The Phoenix area is seeing an increase in heat-related deaths, but that's not the case in southern Arizona.
Maricopa County Health officials recorded 172 deaths from heat exposure in 2017, an 11 percent increase from the year before. Global climate change is driving temperatures upward, but so is a purely local phenomenon, the "urban heat island" produced by a concentration of concrete and asphalt.
Tucson also experiences the heat island effect, but with its higher altitude and lower temperatures, heat deaths are less common here. The Pima County Medical Examiner, which serves 11 Arizona counties, doesn't list heat deaths separately, but the office's annual report lists 61 deaths from exposure to the elements in 2016, falling to 37 in 2017. That's nearly a 40 percent drop.
Medical Examiner Greg Hess is working to find exactly how many people died from heat-related causes in the region, to see whether the trend here parallels the one in the Phoenix area.
The Arizona Republic reported Monday that Maricopa County public health officials recently revised the number of heat-related deaths for 2017 to 172.
The initial tally was 155.

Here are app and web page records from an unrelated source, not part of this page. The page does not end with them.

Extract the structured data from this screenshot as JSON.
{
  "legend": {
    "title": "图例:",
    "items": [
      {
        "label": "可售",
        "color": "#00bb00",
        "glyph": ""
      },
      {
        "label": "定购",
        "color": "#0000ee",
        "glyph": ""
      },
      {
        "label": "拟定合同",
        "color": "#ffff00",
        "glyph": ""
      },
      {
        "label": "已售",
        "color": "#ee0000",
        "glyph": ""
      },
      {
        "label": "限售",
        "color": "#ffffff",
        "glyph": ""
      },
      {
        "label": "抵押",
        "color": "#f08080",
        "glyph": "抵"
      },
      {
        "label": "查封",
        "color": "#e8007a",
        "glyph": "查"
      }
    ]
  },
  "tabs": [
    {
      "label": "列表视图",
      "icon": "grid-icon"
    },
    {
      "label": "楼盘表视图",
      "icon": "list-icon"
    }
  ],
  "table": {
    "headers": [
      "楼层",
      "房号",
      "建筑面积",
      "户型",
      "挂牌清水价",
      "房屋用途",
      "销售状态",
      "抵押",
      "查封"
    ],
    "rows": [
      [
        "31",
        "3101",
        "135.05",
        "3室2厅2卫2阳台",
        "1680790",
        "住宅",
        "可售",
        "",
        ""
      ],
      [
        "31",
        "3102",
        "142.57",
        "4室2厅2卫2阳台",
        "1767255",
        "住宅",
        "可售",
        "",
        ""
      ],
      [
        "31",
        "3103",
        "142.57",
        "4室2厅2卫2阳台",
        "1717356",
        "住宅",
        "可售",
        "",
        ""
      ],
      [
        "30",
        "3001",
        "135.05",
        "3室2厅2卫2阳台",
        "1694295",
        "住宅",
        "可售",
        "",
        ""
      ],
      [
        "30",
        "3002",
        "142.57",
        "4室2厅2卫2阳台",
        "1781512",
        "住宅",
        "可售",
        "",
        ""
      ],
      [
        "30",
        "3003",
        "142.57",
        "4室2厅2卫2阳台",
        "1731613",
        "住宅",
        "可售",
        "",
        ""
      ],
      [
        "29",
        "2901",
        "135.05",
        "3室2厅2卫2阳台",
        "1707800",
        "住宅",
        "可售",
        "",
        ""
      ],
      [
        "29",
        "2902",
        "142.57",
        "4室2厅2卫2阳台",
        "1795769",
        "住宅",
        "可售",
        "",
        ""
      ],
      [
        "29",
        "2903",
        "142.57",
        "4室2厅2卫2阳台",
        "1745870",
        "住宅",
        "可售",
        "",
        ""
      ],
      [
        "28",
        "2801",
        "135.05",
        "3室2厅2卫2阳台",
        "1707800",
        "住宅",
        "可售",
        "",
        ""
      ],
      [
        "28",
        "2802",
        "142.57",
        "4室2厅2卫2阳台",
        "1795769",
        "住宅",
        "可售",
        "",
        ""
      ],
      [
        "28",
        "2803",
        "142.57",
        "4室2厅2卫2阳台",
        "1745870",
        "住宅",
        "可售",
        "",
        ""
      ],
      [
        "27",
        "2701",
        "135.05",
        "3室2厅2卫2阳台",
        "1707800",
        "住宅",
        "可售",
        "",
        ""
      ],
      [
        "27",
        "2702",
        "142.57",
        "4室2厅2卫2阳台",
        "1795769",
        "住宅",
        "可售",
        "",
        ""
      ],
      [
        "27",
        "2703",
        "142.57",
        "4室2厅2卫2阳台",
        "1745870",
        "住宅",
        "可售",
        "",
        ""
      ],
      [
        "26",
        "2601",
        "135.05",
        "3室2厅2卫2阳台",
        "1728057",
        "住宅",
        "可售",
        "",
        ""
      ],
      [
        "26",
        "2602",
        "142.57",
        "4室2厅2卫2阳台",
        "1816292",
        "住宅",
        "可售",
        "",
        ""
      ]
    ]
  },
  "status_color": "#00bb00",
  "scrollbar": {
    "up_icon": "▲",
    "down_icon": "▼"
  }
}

Phoenix officials have been tackling the heat island issue by planting trees and promoting lighter-colored asphalt and other reflective construction materials.
Health officials say there have been 18 confirmed heat-related deaths this year. But 128 deaths remain under investigation.
The Associated Press contributed to this report.